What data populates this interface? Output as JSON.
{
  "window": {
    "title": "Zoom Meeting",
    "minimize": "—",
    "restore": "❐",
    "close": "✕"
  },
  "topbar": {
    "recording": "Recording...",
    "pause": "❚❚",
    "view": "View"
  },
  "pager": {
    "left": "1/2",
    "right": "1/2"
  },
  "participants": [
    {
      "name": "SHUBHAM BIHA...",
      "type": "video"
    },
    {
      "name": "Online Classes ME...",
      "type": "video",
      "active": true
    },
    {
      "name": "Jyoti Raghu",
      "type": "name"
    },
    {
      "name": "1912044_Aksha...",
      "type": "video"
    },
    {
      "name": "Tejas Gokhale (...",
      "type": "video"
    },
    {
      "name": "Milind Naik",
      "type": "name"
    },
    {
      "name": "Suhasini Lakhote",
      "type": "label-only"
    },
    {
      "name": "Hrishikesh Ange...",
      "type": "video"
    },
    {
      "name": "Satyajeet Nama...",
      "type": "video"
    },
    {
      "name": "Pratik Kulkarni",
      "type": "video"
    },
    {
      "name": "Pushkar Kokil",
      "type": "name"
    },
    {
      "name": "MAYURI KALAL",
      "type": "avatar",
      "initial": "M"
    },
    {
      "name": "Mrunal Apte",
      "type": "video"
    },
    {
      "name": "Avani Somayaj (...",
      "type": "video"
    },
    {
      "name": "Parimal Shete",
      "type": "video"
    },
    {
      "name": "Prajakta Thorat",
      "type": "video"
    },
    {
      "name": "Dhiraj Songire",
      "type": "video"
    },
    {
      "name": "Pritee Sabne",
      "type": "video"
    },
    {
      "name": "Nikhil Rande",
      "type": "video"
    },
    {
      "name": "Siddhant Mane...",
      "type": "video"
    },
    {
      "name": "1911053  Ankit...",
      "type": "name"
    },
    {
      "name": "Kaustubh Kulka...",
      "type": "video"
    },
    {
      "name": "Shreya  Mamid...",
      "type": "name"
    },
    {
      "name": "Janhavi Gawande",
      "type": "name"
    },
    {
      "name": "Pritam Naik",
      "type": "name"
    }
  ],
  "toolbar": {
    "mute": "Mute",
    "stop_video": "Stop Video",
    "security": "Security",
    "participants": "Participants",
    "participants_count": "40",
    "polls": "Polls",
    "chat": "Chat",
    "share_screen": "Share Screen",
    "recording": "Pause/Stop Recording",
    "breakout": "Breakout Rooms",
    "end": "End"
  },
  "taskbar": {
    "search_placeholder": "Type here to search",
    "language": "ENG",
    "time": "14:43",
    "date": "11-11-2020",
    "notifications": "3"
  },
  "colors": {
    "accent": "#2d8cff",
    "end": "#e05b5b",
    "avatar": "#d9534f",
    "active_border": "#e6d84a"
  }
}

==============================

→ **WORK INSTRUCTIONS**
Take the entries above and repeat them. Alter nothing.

→ **SOLVED PROBLEM**
What data populates this interface? Output as JSON.
{
  "window": {
    "title": "Zoom Meeting",
    "minimize": "—",
    "restore": "❐",
    "close": "✕"
  },
  "topbar": {
    "recording": "Recording...",
    "pause": "❚❚",
    "view": "View"
  },
  "pager": {
    "left": "1/2",
    "right": "1/2"
  },
  "participants": [
    {
      "name": "SHUBHAM BIHA...",
      "type": "video"
    },
    {
      "name": "Online Classes ME...",
      "type": "video",
      "active": true
    },
    {
      "name": "Jyoti Raghu",
      "type": "name"
    },
    {
      "name": "1912044_Aksha...",
      "type": "video"
    },
    {
      "name": "Tejas Gokhale (...",
      "type": "video"
    },
    {
      "name": "Milind Naik",
      "type": "name"
    },
    {
      "name": "Suhasini Lakhote",
      "type": "label-only"
    },
    {
      "name": "Hrishikesh Ange...",
      "type": "video"
    },
    {
      "name": "Satyajeet Nama...",
      "type": "video"
    },
    {
      "name": "Pratik Kulkarni",
      "type": "video"
    },
    {
      "name": "Pushkar Kokil",
      "type": "name"
    },
    {
      "name": "MAYURI KALAL",
      "type": "avatar",
      "initial": "M"
    },
    {
      "name": "Mrunal Apte",
      "type": "video"
    },
    {
      "name": "Avani Somayaj (...",
      "type": "video"
    },
    {
      "name": "Parimal Shete",
      "type": "video"
    },
    {
      "name": "Prajakta Thorat",
      "type": "video"
    },
    {
      "name": "Dhiraj Songire",
      "type": "video"
    },
    {
      "name": "Pritee Sabne",
      "type": "video"
    },
    {
      "name": "Nikhil Rande",
      "type": "video"
    },
    {
      "name": "Siddhant Mane...",
      "type": "video"
    },
    {
      "name": "1911053  Ankit...",
      "type": "name"
    },
    {
      "name": "Kaustubh Kulka...",
      "type": "video"
    },
    {
      "name": "Shreya  Mamid...",
      "type": "name"
    },
    {
      "name": "Janhavi Gawande",
      "type": "name"
    },
    {
      "name": "Pritam Naik",
      "type": "name"
    }
  ],
  "toolbar": {
    "mute": "Mute",
    "stop_video": "Stop Video",
    "security": "Security",
    "participants": "Participants",
    "participants_count": "40",
    "polls": "Polls",
    "chat": "Chat",
    "share_screen": "Share Screen",
    "recording": "Pause/Stop Recording",
    "breakout": "Breakout Rooms",
    "end": "End"
  },
  "taskbar": {
    "search_placeholder": "Type here to search",
    "language": "ENG",
    "time": "14:43",
    "date": "11-11-2020",
    "notifications": "3"
  },
  "colors": {
    "accent": "#2d8cff",
    "end": "#e05b5b",
    "avatar": "#d9534f",
    "active_border": "#e6d84a"
  }
}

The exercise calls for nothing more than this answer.